Exercise:
From the entries below, extract every line that includes the word "placeholder".

[Web page and app entries]
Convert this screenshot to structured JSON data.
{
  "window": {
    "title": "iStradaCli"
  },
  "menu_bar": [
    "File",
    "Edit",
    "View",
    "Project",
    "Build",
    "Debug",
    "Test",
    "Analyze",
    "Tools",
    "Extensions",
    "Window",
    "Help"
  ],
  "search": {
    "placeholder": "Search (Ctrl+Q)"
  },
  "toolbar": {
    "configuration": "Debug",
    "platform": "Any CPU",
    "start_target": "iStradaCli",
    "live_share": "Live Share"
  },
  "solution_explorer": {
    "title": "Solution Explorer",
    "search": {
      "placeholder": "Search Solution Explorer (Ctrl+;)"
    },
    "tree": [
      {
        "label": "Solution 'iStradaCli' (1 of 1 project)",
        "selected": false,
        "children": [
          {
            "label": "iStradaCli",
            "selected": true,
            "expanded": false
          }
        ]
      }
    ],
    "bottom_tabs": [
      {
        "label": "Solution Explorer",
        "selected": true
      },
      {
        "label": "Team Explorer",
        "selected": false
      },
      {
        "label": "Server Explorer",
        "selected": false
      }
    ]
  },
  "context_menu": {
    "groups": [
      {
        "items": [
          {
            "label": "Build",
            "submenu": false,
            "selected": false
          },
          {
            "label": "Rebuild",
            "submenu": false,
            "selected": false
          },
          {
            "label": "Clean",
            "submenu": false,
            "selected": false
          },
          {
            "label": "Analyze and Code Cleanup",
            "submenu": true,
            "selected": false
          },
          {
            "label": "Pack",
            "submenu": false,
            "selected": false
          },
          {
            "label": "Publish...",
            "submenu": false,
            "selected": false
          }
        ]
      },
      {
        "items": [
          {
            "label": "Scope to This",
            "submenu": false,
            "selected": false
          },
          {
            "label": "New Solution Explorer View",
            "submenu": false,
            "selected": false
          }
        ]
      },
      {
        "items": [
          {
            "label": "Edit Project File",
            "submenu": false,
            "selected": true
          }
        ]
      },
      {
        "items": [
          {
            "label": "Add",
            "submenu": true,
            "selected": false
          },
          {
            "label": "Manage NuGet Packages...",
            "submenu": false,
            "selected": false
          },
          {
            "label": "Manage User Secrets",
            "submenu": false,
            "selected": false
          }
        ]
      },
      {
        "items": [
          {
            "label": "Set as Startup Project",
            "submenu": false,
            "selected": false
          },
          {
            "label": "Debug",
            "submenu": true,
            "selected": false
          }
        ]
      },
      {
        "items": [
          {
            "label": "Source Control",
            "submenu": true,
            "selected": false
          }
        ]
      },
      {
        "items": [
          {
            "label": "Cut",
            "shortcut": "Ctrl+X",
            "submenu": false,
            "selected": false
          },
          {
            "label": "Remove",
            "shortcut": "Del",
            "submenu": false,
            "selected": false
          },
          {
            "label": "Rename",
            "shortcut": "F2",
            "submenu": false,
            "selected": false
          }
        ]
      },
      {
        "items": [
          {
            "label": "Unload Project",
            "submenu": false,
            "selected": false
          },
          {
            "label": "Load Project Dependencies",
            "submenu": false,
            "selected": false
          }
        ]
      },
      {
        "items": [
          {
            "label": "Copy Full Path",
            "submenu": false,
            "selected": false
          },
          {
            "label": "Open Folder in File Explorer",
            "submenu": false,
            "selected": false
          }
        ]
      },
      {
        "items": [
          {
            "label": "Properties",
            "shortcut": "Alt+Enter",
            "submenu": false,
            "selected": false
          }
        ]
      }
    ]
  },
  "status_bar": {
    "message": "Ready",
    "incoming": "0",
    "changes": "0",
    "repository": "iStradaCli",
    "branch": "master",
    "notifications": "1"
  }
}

Written answer:
    "placeholder": "Search (Ctrl+Q)"
      "placeholder": "Search Solution Explorer (Ctrl+;)"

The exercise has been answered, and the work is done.